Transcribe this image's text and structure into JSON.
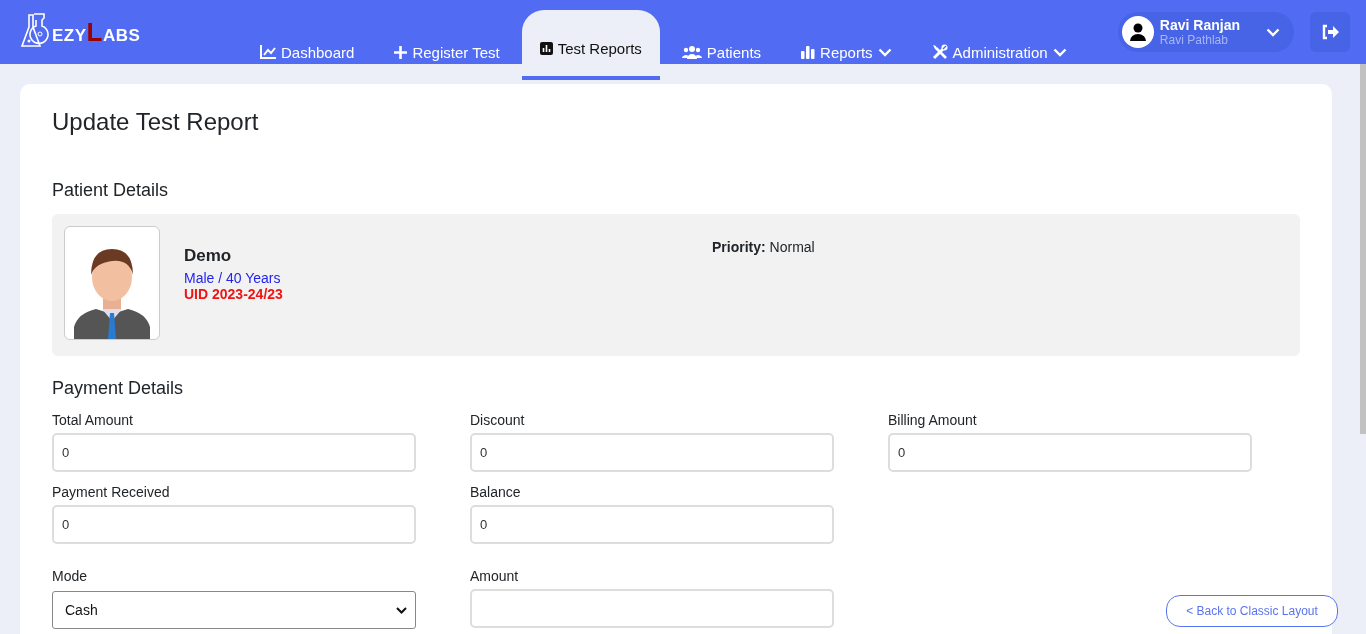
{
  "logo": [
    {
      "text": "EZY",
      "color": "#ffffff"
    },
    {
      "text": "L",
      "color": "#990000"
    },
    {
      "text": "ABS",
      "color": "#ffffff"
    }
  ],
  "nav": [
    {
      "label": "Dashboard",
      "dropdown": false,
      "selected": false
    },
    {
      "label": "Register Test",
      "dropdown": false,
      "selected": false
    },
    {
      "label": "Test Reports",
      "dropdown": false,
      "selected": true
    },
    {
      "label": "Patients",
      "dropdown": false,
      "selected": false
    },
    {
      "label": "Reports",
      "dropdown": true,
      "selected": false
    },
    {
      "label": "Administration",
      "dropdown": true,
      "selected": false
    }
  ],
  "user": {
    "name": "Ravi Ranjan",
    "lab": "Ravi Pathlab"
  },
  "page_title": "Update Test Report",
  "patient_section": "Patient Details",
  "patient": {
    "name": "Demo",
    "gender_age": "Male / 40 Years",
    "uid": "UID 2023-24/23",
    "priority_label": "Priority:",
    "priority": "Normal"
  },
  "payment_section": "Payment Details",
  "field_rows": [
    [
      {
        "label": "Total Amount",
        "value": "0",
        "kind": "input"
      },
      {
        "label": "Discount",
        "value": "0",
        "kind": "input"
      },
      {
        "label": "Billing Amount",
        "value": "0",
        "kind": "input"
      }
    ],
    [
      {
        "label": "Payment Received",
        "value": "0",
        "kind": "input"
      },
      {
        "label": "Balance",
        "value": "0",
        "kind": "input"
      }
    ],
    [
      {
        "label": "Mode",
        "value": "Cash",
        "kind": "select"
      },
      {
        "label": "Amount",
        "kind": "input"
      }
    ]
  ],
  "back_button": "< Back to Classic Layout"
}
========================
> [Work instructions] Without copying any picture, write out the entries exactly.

> [Answer section]
Transcribe this image's text and structure into JSON.
{
  "logo": [
    {
      "text": "EZY",
      "color": "#ffffff"
    },
    {
      "text": "L",
      "color": "#990000"
    },
    {
      "text": "ABS",
      "color": "#ffffff"
    }
  ],
  "nav": [
    {
      "label": "Dashboard",
      "dropdown": false,
      "selected": false
    },
    {
      "label": "Register Test",
      "dropdown": false,
      "selected": false
    },
    {
      "label": "Test Reports",
      "dropdown": false,
      "selected": true
    },
    {
      "label": "Patients",
      "dropdown": false,
      "selected": false
    },
    {
      "label": "Reports",
      "dropdown": true,
      "selected": false
    },
    {
      "label": "Administration",
      "dropdown": true,
      "selected": false
    }
  ],
  "user": {
    "name": "Ravi Ranjan",
    "lab": "Ravi Pathlab"
  },
  "page_title": "Update Test Report",
  "patient_section": "Patient Details",
  "patient": {
    "name": "Demo",
    "gender_age": "Male / 40 Years",
    "uid": "UID 2023-24/23",
    "priority_label": "Priority:",
    "priority": "Normal"
  },
  "payment_section": "Payment Details",
  "field_rows": [
    [
      {
        "label": "Total Amount",
        "value": "0",
        "kind": "input"
      },
      {
        "label": "Discount",
        "value": "0",
        "kind": "input"
      },
      {
        "label": "Billing Amount",
        "value": "0",
        "kind": "input"
      }
    ],
    [
      {
        "label": "Payment Received",
        "value": "0",
        "kind": "input"
      },
      {
        "label": "Balance",
        "value": "0",
        "kind": "input"
      }
    ],
    [
      {
        "label": "Mode",
        "value": "Cash",
        "kind": "select"
      },
      {
        "label": "Amount",
        "kind": "input"
      }
    ]
  ],
  "back_button": "< Back to Classic Layout"
}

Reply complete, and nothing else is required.